“I will put contempt between you and the woman, between your offspring and hers. They will strike your head, but you will strike at their heels.”” (Genesis 3:15, CEB).
Evil in the Old Testament is not personified as it is in the New Testament. Depending on your interpretation of the Hebrew word for Satan, meaning adversary, the term is more often a designation than a proper name in the Old Testament.
The Apostle Paul associates the serpent in Genesis 3 with a personified devil: “But I’m afraid that your minds might be seduced in the same way as the snake deceived Eve with his devious tricks. You might be unable to focus completely on a genuine and innocent commitment to Christ” (2 Corinthians 11:3, CEB).
The Apostle John clearly delineates the Tempter in the Garden of Eden as Satan or the devil: “So the great dragon was thrown down. The old snake, who is called the devil and Satan, the deceiver of the whole world, was thrown down to the earth; and his angels were thrown down with him” (Revelation 12:9, CEB). The word “old” here refers to the fact that Satan’s appearance on Earth was at an early stage of the world’s history and has long been occupied with the task of deceiving and opposing God’s elect.
The prediction of contempt between the offspring of the woman and the serpent in Genesis 3:15 can have multiple meanings. Like most prophecies, it has both literal and figurative interpretations. The contempt between the offspring of the woman and the serpent is a deadly conflict but the offspring of the woman will strike a mortal blow to the offspring of the serpent.

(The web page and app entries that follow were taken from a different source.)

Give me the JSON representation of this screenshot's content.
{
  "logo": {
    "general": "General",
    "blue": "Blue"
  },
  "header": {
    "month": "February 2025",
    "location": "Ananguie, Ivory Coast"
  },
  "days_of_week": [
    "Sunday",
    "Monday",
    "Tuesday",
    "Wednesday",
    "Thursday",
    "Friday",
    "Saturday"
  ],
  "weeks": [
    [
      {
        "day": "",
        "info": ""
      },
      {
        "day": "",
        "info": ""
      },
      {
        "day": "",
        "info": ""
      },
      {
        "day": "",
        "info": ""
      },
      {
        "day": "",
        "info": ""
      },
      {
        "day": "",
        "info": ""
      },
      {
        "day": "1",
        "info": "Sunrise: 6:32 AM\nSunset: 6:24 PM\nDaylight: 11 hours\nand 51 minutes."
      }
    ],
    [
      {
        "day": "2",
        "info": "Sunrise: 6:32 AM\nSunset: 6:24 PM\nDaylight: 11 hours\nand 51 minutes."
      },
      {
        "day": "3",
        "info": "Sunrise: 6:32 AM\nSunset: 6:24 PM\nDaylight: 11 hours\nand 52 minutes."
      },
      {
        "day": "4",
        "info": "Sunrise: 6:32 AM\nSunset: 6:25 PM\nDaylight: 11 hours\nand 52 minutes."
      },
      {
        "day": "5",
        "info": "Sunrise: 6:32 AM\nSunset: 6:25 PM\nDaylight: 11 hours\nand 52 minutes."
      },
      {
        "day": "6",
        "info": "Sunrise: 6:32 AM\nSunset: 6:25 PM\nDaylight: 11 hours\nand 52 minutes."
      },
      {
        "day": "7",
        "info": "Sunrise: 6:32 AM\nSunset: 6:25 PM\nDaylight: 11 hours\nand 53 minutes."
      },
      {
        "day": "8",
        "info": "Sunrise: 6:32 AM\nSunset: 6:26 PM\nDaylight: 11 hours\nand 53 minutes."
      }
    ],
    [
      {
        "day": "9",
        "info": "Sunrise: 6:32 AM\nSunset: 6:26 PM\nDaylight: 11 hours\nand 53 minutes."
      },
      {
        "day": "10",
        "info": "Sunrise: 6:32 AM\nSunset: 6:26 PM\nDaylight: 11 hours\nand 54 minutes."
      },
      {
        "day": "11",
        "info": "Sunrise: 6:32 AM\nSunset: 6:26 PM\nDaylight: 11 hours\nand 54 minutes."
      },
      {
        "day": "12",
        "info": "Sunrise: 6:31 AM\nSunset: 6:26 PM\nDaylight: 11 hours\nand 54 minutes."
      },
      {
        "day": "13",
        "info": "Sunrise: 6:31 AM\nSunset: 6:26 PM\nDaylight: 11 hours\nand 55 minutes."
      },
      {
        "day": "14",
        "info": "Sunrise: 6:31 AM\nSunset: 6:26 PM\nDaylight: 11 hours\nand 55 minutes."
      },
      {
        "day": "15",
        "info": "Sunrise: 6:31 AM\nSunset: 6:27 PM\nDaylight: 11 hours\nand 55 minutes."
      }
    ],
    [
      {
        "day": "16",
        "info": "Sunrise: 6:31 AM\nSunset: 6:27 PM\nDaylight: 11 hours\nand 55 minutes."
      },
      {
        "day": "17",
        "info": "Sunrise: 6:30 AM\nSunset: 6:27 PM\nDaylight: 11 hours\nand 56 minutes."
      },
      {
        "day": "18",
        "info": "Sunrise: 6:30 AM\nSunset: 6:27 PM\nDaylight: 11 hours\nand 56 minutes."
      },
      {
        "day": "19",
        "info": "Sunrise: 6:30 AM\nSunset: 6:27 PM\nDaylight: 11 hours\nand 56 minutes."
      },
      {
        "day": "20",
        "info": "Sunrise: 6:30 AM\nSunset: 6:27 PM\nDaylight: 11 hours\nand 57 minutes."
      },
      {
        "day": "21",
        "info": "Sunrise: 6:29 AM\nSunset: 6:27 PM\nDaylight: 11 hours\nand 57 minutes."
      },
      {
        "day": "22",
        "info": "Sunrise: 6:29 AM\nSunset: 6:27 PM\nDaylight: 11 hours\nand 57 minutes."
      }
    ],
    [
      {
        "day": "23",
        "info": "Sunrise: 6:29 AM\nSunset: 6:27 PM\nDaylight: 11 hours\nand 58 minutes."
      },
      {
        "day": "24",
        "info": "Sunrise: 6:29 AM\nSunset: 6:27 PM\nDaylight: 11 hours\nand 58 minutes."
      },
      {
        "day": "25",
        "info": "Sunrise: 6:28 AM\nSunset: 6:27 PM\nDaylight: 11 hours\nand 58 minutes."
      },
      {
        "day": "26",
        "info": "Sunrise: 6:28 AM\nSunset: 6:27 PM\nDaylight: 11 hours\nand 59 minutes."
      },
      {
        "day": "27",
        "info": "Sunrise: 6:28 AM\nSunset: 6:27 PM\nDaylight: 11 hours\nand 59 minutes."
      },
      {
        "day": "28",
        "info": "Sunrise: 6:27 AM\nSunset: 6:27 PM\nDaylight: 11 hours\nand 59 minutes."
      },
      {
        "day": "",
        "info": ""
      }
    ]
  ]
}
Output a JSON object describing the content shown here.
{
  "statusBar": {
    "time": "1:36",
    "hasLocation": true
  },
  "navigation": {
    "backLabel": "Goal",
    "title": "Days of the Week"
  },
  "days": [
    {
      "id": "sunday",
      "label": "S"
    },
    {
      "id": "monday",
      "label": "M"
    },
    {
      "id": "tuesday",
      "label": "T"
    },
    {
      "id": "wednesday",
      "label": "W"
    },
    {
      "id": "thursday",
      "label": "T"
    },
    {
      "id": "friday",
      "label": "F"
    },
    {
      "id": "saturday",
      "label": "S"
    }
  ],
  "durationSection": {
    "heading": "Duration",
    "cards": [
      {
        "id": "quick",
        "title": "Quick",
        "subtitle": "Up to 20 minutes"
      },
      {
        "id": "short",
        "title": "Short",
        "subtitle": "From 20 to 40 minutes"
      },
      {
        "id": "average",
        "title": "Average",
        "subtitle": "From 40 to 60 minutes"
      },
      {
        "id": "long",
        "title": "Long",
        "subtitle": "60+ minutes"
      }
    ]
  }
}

In a literal sense the serpent can strike and bite the heel of a human and possibly inflict a mortal wound upon the human. The human can step on the head of a serpent and crush it and inflict a mortal wound upon the serpent.
In a figurative (prophetic) sense the seed of the woman is a future male child. Christians have long understood this verse to be the first prophecy of the Messiah, who would be the Savior of the world.
Satan “struck” Christ on the heel by moving men to crucify Him. But, it was only a temporary wound for He rose from the dead.
The same act by which Satan wounded the Messiah was the very act by which the Messiah destroyed the power of Satan. Christ’s resurrection was the declaration of His victory and Satan’s defeat.
There is a dark power lurking in the universe–resident evil. His name is Satan or the devil. Satan is an imposter who posed as a serpent in the Garden of Eden. Satan continually attempts to usurp humanity’s property rights to this world by trying to convince us that he is the legal owner of this world and Almighty God is not.
Left unopposed, Satan will lay claim to everything in this world and will try to build his own kingdom in opposition to the Kingdom of God.
The life, death and resurrection of Jesus Christ ushered in the coming of the Kingdom of God on Earth, displaced Satan’s authority over the earth and restored the relationship between God and humanity. Now, redeemed humanity comprises a new social order of beings who stand in opposition to the evil influence Satan exerts over the affairs of this world.
God created a whole world for human beings. When His Creation seemed to come under the control of an evil interloper, God always had something else in mind–a plan for redeeming his beloved human race from the power of evil and death.
God didn’t take long to reveal His redemptive plan in the Bible. Genesis 3:15 is the first iteration in the Bible of God’s plan to liberate human beings from the influence and control of this resident evil.
You are from God, little children, and you have defeated these people because the one who is in you is greater than the one who is in the world. (1 John 4:4, CEB)